Aim of the exercise -> For the records below, say how many lines contain the string "green". Give no other text.
Start of Data
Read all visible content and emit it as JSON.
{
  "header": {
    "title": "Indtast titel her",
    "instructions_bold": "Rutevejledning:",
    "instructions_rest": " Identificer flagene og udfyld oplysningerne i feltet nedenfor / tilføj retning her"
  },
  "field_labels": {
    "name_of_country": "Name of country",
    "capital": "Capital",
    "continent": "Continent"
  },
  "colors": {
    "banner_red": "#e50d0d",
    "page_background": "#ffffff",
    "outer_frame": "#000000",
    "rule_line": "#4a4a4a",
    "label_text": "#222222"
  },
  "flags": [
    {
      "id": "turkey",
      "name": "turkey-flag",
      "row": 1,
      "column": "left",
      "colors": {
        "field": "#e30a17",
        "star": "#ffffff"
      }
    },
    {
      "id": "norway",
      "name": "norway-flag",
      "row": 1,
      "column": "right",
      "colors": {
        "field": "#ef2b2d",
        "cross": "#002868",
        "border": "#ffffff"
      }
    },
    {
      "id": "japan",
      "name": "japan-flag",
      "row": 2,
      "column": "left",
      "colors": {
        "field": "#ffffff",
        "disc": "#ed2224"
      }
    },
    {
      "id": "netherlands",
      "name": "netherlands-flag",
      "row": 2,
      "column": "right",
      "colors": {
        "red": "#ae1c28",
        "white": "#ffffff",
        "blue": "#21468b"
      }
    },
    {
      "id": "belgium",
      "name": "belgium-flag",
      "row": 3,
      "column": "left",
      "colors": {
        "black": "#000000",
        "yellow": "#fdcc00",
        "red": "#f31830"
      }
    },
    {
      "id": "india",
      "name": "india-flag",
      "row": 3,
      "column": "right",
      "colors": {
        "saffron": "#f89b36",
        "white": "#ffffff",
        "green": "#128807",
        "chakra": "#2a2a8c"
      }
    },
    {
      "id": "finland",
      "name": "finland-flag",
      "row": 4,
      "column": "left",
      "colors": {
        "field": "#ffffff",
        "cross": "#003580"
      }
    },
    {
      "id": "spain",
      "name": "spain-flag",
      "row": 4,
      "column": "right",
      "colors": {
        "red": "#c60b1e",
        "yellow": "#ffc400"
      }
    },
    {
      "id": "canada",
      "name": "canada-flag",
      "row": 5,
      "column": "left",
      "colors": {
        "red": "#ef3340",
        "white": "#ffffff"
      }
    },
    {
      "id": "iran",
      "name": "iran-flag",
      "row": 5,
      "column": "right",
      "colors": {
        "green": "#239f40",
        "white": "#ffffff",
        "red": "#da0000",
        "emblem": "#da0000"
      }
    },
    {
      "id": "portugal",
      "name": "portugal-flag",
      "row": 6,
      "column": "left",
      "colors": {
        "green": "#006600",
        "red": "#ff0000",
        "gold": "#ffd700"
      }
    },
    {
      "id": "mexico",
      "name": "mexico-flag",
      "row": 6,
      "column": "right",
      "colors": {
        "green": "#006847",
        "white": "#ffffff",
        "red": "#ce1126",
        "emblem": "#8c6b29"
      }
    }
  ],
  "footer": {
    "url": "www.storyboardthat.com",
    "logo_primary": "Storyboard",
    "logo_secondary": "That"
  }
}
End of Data
Task solution -> 4